In order to convert static mesh into dynamic skinned mesh, we need to decide the which joint should each vertex follow. In the initial version (for the Tokyo Final), we are using CPU based calculations and hard slices with no smoothing, and it was ugly.
Later I found Skinn Vertex Mapper, which is a GPU based mapper, and consequently is faster and better in results. But Metal API has strict rule on compute shaders so Skinn won't work on iOS. I have to transfer the calculation work to a desktop server for it to work.
Despite all these efforts, Air Ink is pretty still lame in terms of the quality of skinned mesh. The reason is that the mapper cannot infer the intention correctly. If you want to draw a tie, you want it to stick to joints nearby, but if you want to draw a dress, you want it to float in the mid air and free from any skinning process. Often the mapper cannot tell what behavior do you want, and even if it does, joints in T-Pose are very close to each other so the mapper would just bind the wrong joint.

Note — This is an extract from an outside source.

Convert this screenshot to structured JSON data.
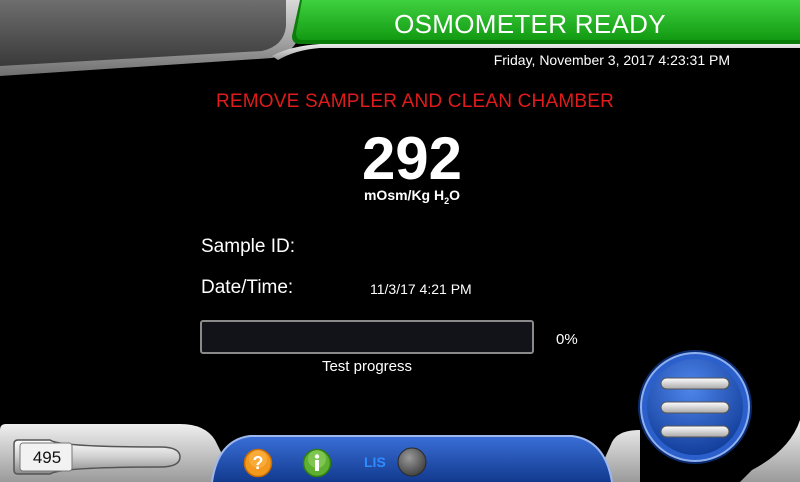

As for the ARKit, there isn't much to say (though most of the time I am debugging with ARKit Unity plugin), but here are 2 things anyway.

  • Motion Tracking cannot work with Human Segmentation as they are using different ARTrackingConfiguration (Related Issue), which is a big bummer for me. I had to convert a depth estimation model into CoreML to work with ARKit for a proper occlusion effect.
  • Motion Tracking in ARKit 3 would provide a height scale value, which is useful if you are tracking non-life-size figures, or just people displayed on small monitors.

Other Stuff

Given the fact that this project is not production-ready (at least in my opinion), I am pretty surprised that Wacom is willing to offer us tickets to Tokyo. But they said to me that the idea is great, and I appreciate that.
This is our booth at the Connected Ink Event:

Also, you are welcome to check other speakers' amazing projects on event website, with the session title 'Winner Presentation of Inkathon Developer Challenge (Teams from US, JP, AP)'.